> _To do_
An exact repetition of every entry, with no images, is the required answer.

[Stored data entries]
---

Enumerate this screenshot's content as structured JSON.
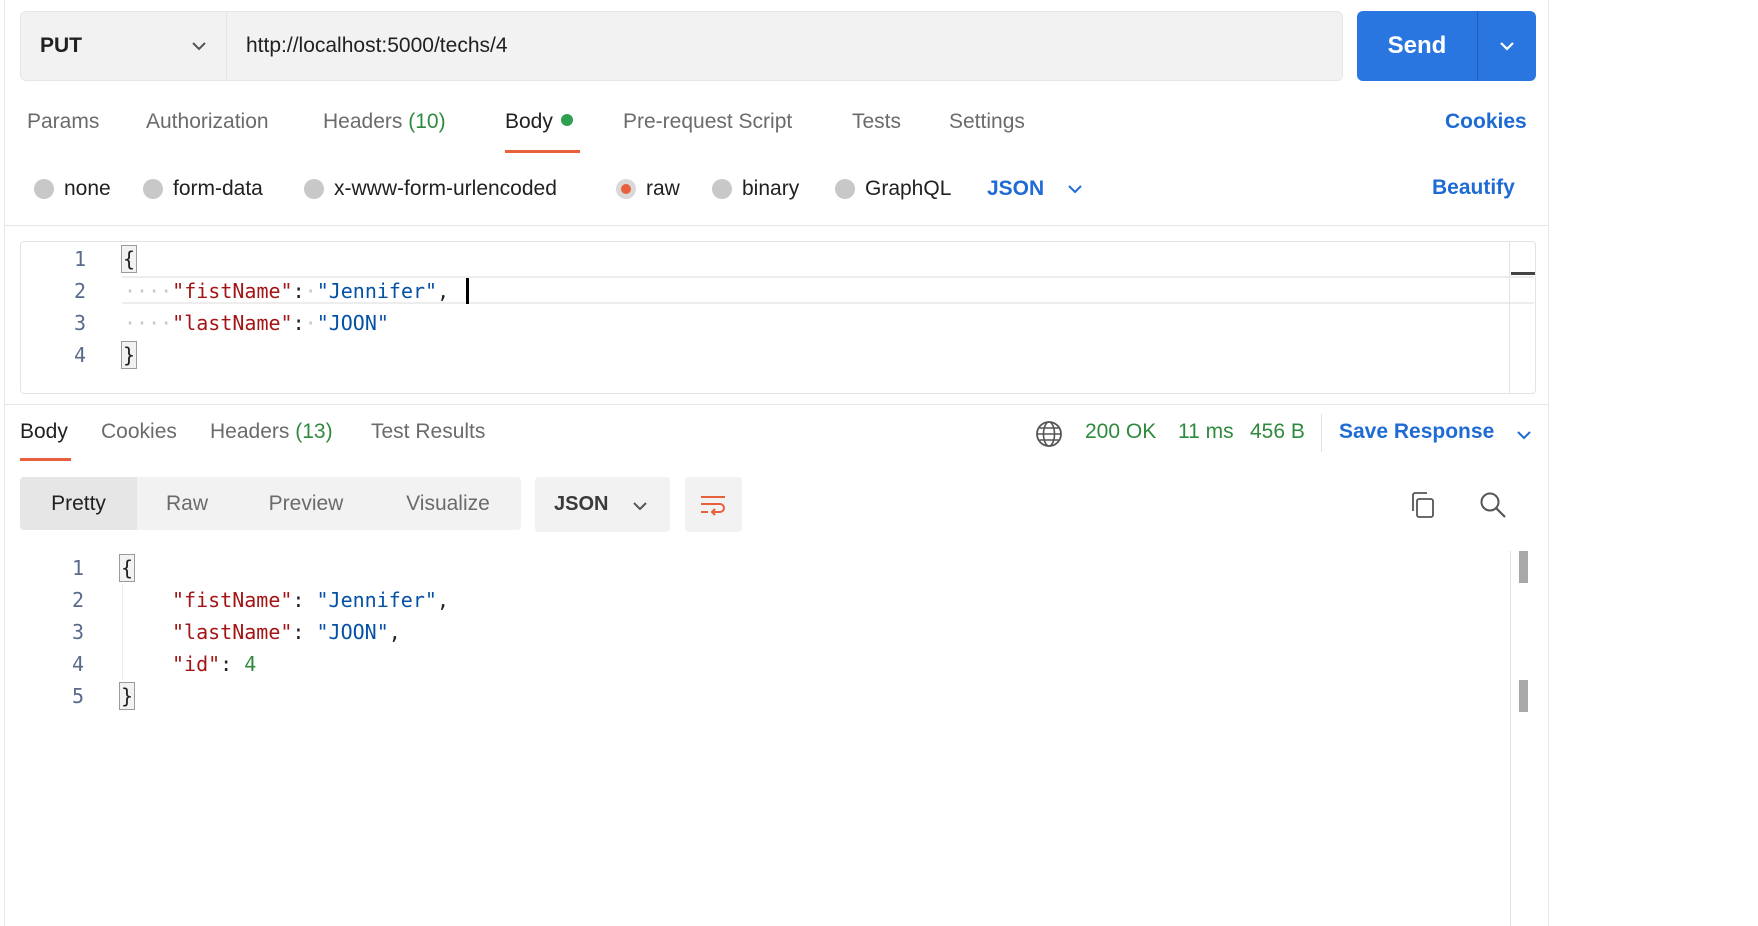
{
  "request": {
    "method": "PUT",
    "url": "http://localhost:5000/techs/4",
    "send_label": "Send"
  },
  "request_tabs": {
    "params": "Params",
    "authorization": "Authorization",
    "headers": "Headers",
    "headers_count": "(10)",
    "body": "Body",
    "prerequest": "Pre-request Script",
    "tests": "Tests",
    "settings": "Settings",
    "cookies": "Cookies"
  },
  "body_types": {
    "none": "none",
    "form_data": "form-data",
    "urlencoded": "x-www-form-urlencoded",
    "raw": "raw",
    "binary": "binary",
    "graphql": "GraphQL",
    "selected": "raw",
    "format": "JSON",
    "beautify": "Beautify"
  },
  "request_body": {
    "line_numbers": [
      "1",
      "2",
      "3",
      "4"
    ],
    "open": "{",
    "key1": "\"fistName\"",
    "val1": "\"Jennifer\"",
    "key2": "\"lastName\"",
    "val2": "\"JOON\"",
    "close": "}",
    "colon": ":",
    "comma": ","
  },
  "response_tabs": {
    "body": "Body",
    "cookies": "Cookies",
    "headers": "Headers",
    "headers_count": "(13)",
    "test_results": "Test Results"
  },
  "response_status": {
    "status": "200 OK",
    "time": "11 ms",
    "size": "456 B",
    "save_response": "Save Response"
  },
  "response_view": {
    "pretty": "Pretty",
    "raw": "Raw",
    "preview": "Preview",
    "visualize": "Visualize",
    "format": "JSON"
  },
  "response_body": {
    "line_numbers": [
      "1",
      "2",
      "3",
      "4",
      "5"
    ],
    "open": "{",
    "key1": "\"fistName\"",
    "val1": "\"Jennifer\"",
    "key2": "\"lastName\"",
    "val2": "\"JOON\"",
    "key3": "\"id\"",
    "val3": "4",
    "close": "}",
    "colon": ":",
    "comma": ","
  },
  "colors": {
    "accent_blue": "#2a76e0",
    "link_blue": "#1f6bd4",
    "active_orange": "#e8603c",
    "status_green": "#2f8a3f"
  },
  "icons": [
    "chevron-down-icon",
    "globe-icon",
    "wrap-lines-icon",
    "copy-icon",
    "search-icon"
  ]
}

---

> _Answer to the exercise_
Enumerate this screenshot's content as structured JSON.
{
  "request": {
    "method": "PUT",
    "url": "http://localhost:5000/techs/4",
    "send_label": "Send"
  },
  "request_tabs": {
    "params": "Params",
    "authorization": "Authorization",
    "headers": "Headers",
    "headers_count": "(10)",
    "body": "Body",
    "prerequest": "Pre-request Script",
    "tests": "Tests",
    "settings": "Settings",
    "cookies": "Cookies"
  },
  "body_types": {
    "none": "none",
    "form_data": "form-data",
    "urlencoded": "x-www-form-urlencoded",
    "raw": "raw",
    "binary": "binary",
    "graphql": "GraphQL",
    "selected": "raw",
    "format": "JSON",
    "beautify": "Beautify"
  },
  "request_body": {
    "line_numbers": [
      "1",
      "2",
      "3",
      "4"
    ],
    "open": "{",
    "key1": "\"fistName\"",
    "val1": "\"Jennifer\"",
    "key2": "\"lastName\"",
    "val2": "\"JOON\"",
    "close": "}",
    "colon": ":",
    "comma": ","
  },
  "response_tabs": {
    "body": "Body",
    "cookies": "Cookies",
    "headers": "Headers",
    "headers_count": "(13)",
    "test_results": "Test Results"
  },
  "response_status": {
    "status": "200 OK",
    "time": "11 ms",
    "size": "456 B",
    "save_response": "Save Response"
  },
  "response_view": {
    "pretty": "Pretty",
    "raw": "Raw",
    "preview": "Preview",
    "visualize": "Visualize",
    "format": "JSON"
  },
  "response_body": {
    "line_numbers": [
      "1",
      "2",
      "3",
      "4",
      "5"
    ],
    "open": "{",
    "key1": "\"fistName\"",
    "val1": "\"Jennifer\"",
    "key2": "\"lastName\"",
    "val2": "\"JOON\"",
    "key3": "\"id\"",
    "val3": "4",
    "close": "}",
    "colon": ":",
    "comma": ","
  },
  "colors": {
    "accent_blue": "#2a76e0",
    "link_blue": "#1f6bd4",
    "active_orange": "#e8603c",
    "status_green": "#2f8a3f"
  },
  "icons": [
    "chevron-down-icon",
    "globe-icon",
    "wrap-lines-icon",
    "copy-icon",
    "search-icon"
  ]
}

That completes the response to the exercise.